Jesuit Educational Institutions Confront the Causes and Legacy of Clergy Sexual Abuse
Keynote Plenary Panel
Thursday April 21, 2022
5:30-7:30 p.m. Eastern Time
Register here to receive Zoom link
Fordham faculty, staff, and students may attend in person on the 12th floor of the Lowenstein building. Due to Covid regulations, all others are asked to attend via zoom. There will be opportunities for both the online and in-person audience to submit questions.
This panel features five distinguished speakers addressing the core questions of the Taking Responsibility project. They will help us ask how to confront and handle the history of clerical sexual abuse and its many legacies in the present. This event brings together one of the foremost researchers on clerical sexual abuse in the United States; a Jesuit who is also a survivor of clerical sexual abuse and whose research is directed at the crisis; two well-known writers who are survivors and who have deep ties to Jesuit educational institutions, including Fordham; and the director of a major Truth and Healing initiative at a Jesuit-sponsored high school for Native American students. From their own perspectives, each member of this group will reflect on the long and recent history of the sexual abuse crisis. We are honored to host these colleagues as they address the pressing question what it means for today’s Jesuit institutions (and their employees, students, and graduates) to take responsibility for addressing and redressing the bitter legacy of clerical sexual abuse.
Karen J. Terry is a Professor in the Department Criminal Justice at John Jay College of Criminal Justice and on the faculty of the Criminal Justice Doctoral Program at the Graduate Center, CUNY. She holds a doctorate in criminology from Cambridge University. Her primary research interest is sexual offending and victimization, particularly abuse of children in an institutional setting. She was the principal investigator for two studies on sexual abuse of minors by Catholic priests in the U.S.

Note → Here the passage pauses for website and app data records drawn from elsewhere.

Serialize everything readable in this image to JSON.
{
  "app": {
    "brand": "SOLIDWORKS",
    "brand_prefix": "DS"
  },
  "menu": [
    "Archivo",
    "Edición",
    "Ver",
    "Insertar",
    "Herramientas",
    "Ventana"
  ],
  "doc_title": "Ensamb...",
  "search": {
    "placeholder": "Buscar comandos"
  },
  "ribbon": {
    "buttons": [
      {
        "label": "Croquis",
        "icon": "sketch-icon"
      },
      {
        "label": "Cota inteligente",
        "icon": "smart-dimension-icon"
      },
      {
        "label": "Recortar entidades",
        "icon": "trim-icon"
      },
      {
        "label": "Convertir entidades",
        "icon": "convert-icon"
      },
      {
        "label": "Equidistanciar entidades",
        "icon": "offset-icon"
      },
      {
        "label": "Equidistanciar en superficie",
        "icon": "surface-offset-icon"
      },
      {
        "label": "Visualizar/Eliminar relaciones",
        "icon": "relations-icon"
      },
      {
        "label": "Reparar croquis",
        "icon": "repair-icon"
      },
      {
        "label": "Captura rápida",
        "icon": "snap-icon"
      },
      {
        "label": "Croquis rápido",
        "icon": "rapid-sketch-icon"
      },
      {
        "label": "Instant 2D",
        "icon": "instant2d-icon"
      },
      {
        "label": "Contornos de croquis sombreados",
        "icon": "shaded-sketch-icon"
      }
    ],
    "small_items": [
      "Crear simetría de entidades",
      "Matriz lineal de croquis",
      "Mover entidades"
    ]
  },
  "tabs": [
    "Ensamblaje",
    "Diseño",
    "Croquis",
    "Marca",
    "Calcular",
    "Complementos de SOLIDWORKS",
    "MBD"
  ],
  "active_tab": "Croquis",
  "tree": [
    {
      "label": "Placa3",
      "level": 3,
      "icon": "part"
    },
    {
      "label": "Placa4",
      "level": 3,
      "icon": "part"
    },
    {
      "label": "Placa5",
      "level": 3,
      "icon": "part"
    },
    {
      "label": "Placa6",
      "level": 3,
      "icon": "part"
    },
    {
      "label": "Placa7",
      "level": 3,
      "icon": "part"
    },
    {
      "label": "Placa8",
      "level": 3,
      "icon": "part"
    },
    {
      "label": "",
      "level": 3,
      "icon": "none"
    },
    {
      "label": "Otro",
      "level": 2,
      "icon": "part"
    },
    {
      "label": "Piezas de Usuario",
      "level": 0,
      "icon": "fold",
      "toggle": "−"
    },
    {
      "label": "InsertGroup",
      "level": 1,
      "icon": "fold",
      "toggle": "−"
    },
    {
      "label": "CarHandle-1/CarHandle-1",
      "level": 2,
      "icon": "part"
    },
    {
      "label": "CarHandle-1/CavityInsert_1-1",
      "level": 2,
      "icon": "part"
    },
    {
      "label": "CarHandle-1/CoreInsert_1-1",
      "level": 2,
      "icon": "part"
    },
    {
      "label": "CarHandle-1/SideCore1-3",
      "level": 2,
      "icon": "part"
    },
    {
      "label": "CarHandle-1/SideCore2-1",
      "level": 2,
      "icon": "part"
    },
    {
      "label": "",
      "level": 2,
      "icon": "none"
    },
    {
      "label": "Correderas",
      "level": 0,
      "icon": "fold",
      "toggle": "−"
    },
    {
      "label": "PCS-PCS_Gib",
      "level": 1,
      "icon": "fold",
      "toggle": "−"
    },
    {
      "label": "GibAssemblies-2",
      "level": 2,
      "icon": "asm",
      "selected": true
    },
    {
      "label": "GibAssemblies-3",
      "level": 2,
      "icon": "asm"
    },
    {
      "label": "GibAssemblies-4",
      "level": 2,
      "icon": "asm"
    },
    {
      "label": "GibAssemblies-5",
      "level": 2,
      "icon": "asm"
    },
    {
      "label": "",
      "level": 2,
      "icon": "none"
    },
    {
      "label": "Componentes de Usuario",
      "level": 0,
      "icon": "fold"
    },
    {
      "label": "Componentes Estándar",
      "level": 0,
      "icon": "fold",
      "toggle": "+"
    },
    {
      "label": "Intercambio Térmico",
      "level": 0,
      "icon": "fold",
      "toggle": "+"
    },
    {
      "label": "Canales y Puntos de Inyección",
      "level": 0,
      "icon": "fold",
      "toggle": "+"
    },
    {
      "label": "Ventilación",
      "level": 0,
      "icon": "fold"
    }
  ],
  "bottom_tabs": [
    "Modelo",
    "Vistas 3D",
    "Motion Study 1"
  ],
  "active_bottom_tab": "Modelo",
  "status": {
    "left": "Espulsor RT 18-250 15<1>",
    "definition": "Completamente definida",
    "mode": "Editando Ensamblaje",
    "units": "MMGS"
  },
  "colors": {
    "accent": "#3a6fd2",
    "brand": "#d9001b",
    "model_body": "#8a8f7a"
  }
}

Gerard J. McGlone, SJ, PhD, is a senior research fellow at the Berkley Center for Religion, Peace, and World Affairs at Georgetown University. Previously he was an assistant professor of psychiatry in Georgetown University’s School of Medicine. Most recently, he was the associate director for protection of minors for the Conference of Major Superiors of Men. He was also recently the chief psychologist and the director of counseling services, as well as faculty and staff psychologist, at the Pontifical North American College in Rome. He has been executive director at several major treatment centers for clergy and religious in the United States, including the Saint John Vianney Center.
Donna Freitas, PhD, is a Brooklyn-based author of fiction and nonfiction. She has recently published Consent: A Memoir of Unwanted Attention, about the abuse she suffered at the hands of her professor (also a Catholic priest) while getting her Ph.D. at the Catholic University of America, and is a researcher on topics related to sex on campus, Title IX, and sexual assault, as well as social media and young adults. Her work on these topics has appeared in assorted academic venues as well as The New York Times, The Washington Post, and The LA Times, and she has taught at Boston University and Hofstra University. She presently teaches at Fairleigh Dickinson University’s MFA in Creative Writing.
Paul Elie is a senior fellow in Georgetown University’s Berkley Center for Religion, Peace, and World Affairs, and a regular contributor to The New Yorker. He is the author of two books, The Life You Save May Be Your Own (2003) and Reinventing Bach (2012), both National Book Critics Circle Award finalists, as well as dozens of essays, articles, and reviews. A third book, Controversy, about the arts and religion in the 1980s, is forthcoming. As an undergraduate at Fordham – class of 1987 — he was a Presidential Scholar and a member of the Honors Program. At Georgetown, he is the curator of the Faith & Culture conversation series, hosted since 2008 by the Office of the President.
Maka Black Elk is a member of the Oglala Lakota Nation and the Executive Director for Truth and Healing at Red Cloud Indian School in Pine Ridge, SD, a former Indian boarding school founded and sponsored by the Jesuits. He holds a BA from the University of San Francisco and MAs in Peace & Human Rights Education at Columbia University’s Teachers College and in Educational Leadership from the University of Notre Dame. He was a teacher and an educational administrator at Red Cloud before taking on his current role. A descendent of boarding school survivors, Maka also has served as chairperson of the American Indian Catholic Schools Network and the secretary of the National Native American Boarding School Healing Coalition, and advocates for truth and healing in Catholic ministries and schools serving indigenous peoples.